Read more… http://www.iht.com/articles/2006/11/16/opinion/edcancer.php#
Food for Life Principal Gareth Edwards is a regular contributor
in national press providing comment on nutrition and well
some of the cuttings >>>
‘raw’ milk could reduce children’s risk
of suffering allergy-related conditions such as eczema and
hayfever, new research suggests. British academics investigating
why farmers’ families suffer fewer allergies than others
found that even occasional consumption of raw — unpasteurised
— milk had a powerful effect. Read
the article >>>
USDA could pour funds into organic research
The US Department of Agriculture (USDA) could more than double
funding for its organic research program next year, a move
that highlights the growing importance of the organic industry.
COX 2 inhibitors and some NSAIDs increase the risk of vascular
Use of selective COX 2 inhibitors is associated with a 1.4-fold
increase in the risk of myocardial infarction, stroke, or
vascular death compared with placebo; large doses of diclofenac
and ibuprofen are also associated with an increased risk.
Identifying patients' agendas improves consultations
Training doctors to elicit patients' agendas or asking patients
to write down what they want from their consultation increases
the number of problems identified during the consultation.
Both the doctors' education and the agenda form increased
the numbers of problems identified and improved patient satisfaction,
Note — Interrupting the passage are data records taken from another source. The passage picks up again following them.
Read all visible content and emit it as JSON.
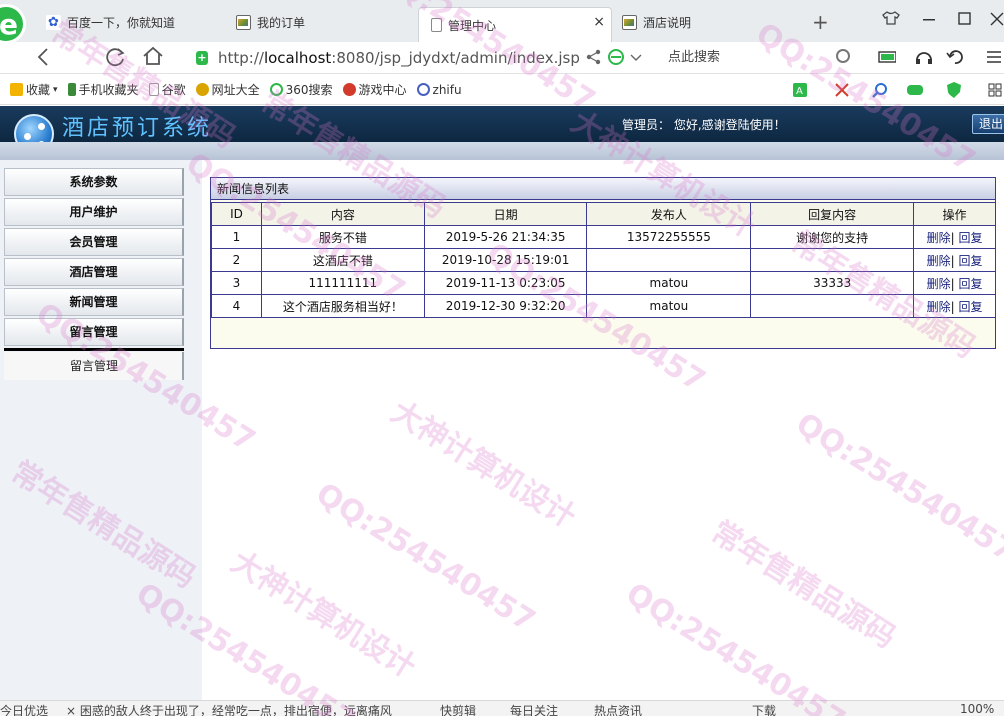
{
  "browser": {
    "tabs": [
      {
        "label": "百度一下，你就知道",
        "icon": "baidu-paw-icon"
      },
      {
        "label": "我的订单",
        "icon": "picture-icon"
      },
      {
        "label": "管理中心",
        "icon": "document-icon",
        "active": true
      },
      {
        "label": "酒店说明",
        "icon": "picture-icon"
      }
    ],
    "close_glyph": "×",
    "new_tab_glyph": "+",
    "url_prefix": "http://",
    "url_host": "localhost",
    "url_rest": ":8080/jsp_jdydxt/admin/index.jsp",
    "search_placeholder": "点此搜索",
    "bookmarks": [
      {
        "label": "收藏",
        "color": "#f2b400"
      },
      {
        "label": "手机收藏夹",
        "color": "#3a8a3a"
      },
      {
        "label": "谷歌",
        "color": "#999999"
      },
      {
        "label": "网址大全",
        "color": "#d9a400"
      },
      {
        "label": "360搜索",
        "color": "#2db84a"
      },
      {
        "label": "游戏中心",
        "color": "#d23b2b"
      },
      {
        "label": "zhifu",
        "color": "#4a5fc2"
      }
    ]
  },
  "app": {
    "title": "酒店预订系统",
    "admin_label": "管理员：",
    "greeting": "您好,感谢登陆使用！",
    "logout": "退出"
  },
  "sidebar": {
    "items": [
      {
        "label": "系统参数"
      },
      {
        "label": "用户维护"
      },
      {
        "label": "会员管理"
      },
      {
        "label": "酒店管理"
      },
      {
        "label": "新闻管理"
      },
      {
        "label": "留言管理"
      }
    ],
    "sub_item": "留言管理"
  },
  "panel": {
    "title": "新闻信息列表",
    "columns": [
      "ID",
      "内容",
      "日期",
      "发布人",
      "回复内容",
      "操作"
    ],
    "delete_label": "删除",
    "reply_label": "回复",
    "separator": "|",
    "rows": [
      {
        "id": "1",
        "content": "服务不错",
        "date": "2019-5-26 21:34:35",
        "publisher": "13572255555",
        "reply": "谢谢您的支持"
      },
      {
        "id": "2",
        "content": "这酒店不错",
        "date": "2019-10-28 15:19:01",
        "publisher": "",
        "reply": ""
      },
      {
        "id": "3",
        "content": "111111111",
        "date": "2019-11-13 0:23:05",
        "publisher": "matou",
        "reply": "33333"
      },
      {
        "id": "4",
        "content": "这个酒店服务相当好！",
        "date": "2019-12-30 9:32:20",
        "publisher": "matou",
        "reply": ""
      }
    ]
  },
  "statusbar": {
    "items": [
      "今日优选",
      "× 困惑的敌人终于出现了，经常吃一点，排出宿便，远离痛风",
      "快剪辑",
      "每日关注",
      "热点资讯",
      "下载",
      "100%"
    ]
  },
  "watermarks": [
    "QQ:254540457",
    "大神计算机设计",
    "常年售精品源码"
  ]
}
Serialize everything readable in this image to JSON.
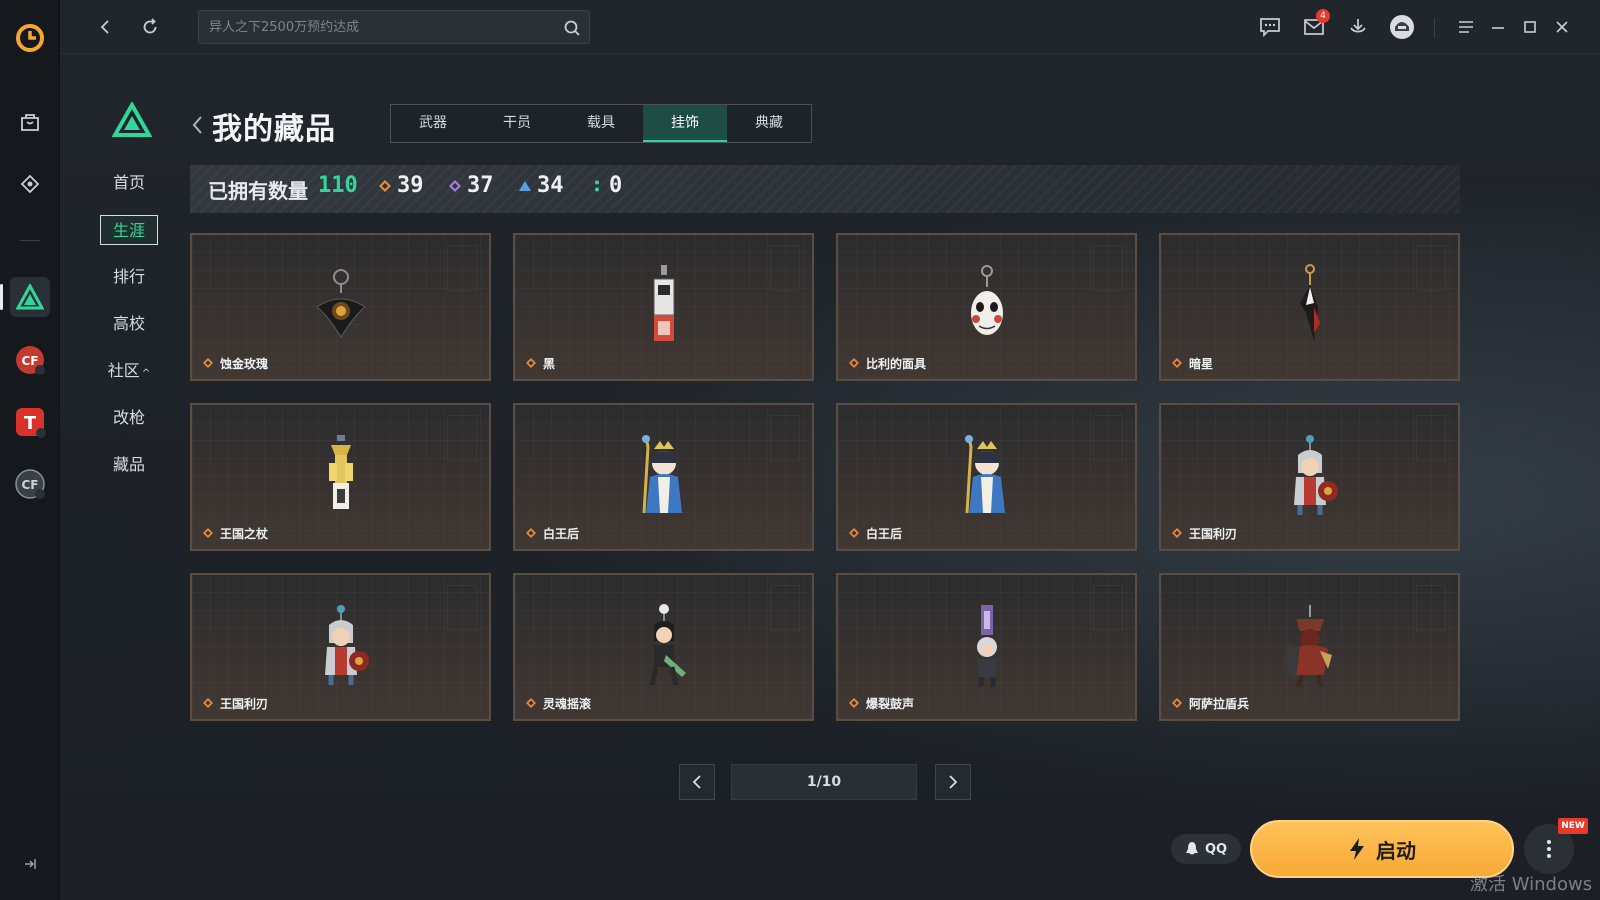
{
  "app": {
    "search_placeholder": "异人之下2500万预约达成",
    "mail_badge": "4"
  },
  "game_nav": {
    "items": [
      {
        "label": "首页"
      },
      {
        "label": "生涯",
        "active": true
      },
      {
        "label": "排行"
      },
      {
        "label": "高校"
      },
      {
        "label": "社区"
      },
      {
        "label": "改枪"
      },
      {
        "label": "藏品"
      }
    ]
  },
  "page": {
    "title": "我的藏品",
    "tabs": [
      {
        "label": "武器"
      },
      {
        "label": "干员"
      },
      {
        "label": "载具"
      },
      {
        "label": "挂饰",
        "active": true
      },
      {
        "label": "典藏"
      }
    ]
  },
  "stats": {
    "label": "已拥有数量",
    "total": "110",
    "orange": "39",
    "purple": "37",
    "blue": "34",
    "green": "0"
  },
  "rarity_colors": {
    "orange": "#e48a3c",
    "purple": "#a57be0",
    "blue": "#5b9ee6",
    "green": "#31d79a"
  },
  "collection": {
    "items": [
      {
        "name": "蚀金玫瑰",
        "icon": "rose-charm"
      },
      {
        "name": "黑",
        "icon": "tag-charm"
      },
      {
        "name": "比利的面具",
        "icon": "mask-charm"
      },
      {
        "name": "暗星",
        "icon": "dark-star-charm"
      },
      {
        "name": "王国之杖",
        "icon": "scepter-charm"
      },
      {
        "name": "白王后",
        "icon": "white-queen-charm"
      },
      {
        "name": "白王后",
        "icon": "white-queen-charm"
      },
      {
        "name": "王国利刃",
        "icon": "knight-charm"
      },
      {
        "name": "王国利刃",
        "icon": "knight-charm"
      },
      {
        "name": "灵魂摇滚",
        "icon": "rocker-charm"
      },
      {
        "name": "爆裂鼓声",
        "icon": "drummer-charm"
      },
      {
        "name": "阿萨拉盾兵",
        "icon": "shield-soldier-charm"
      }
    ]
  },
  "pagination": {
    "label": "1/10"
  },
  "footer": {
    "qq_label": "QQ",
    "launch_label": "启动",
    "new_badge": "NEW",
    "watermark": "激活 Windows"
  }
}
but they also increased the length of consultations.
Read more >>>
about the HIV/AIDS myth >>>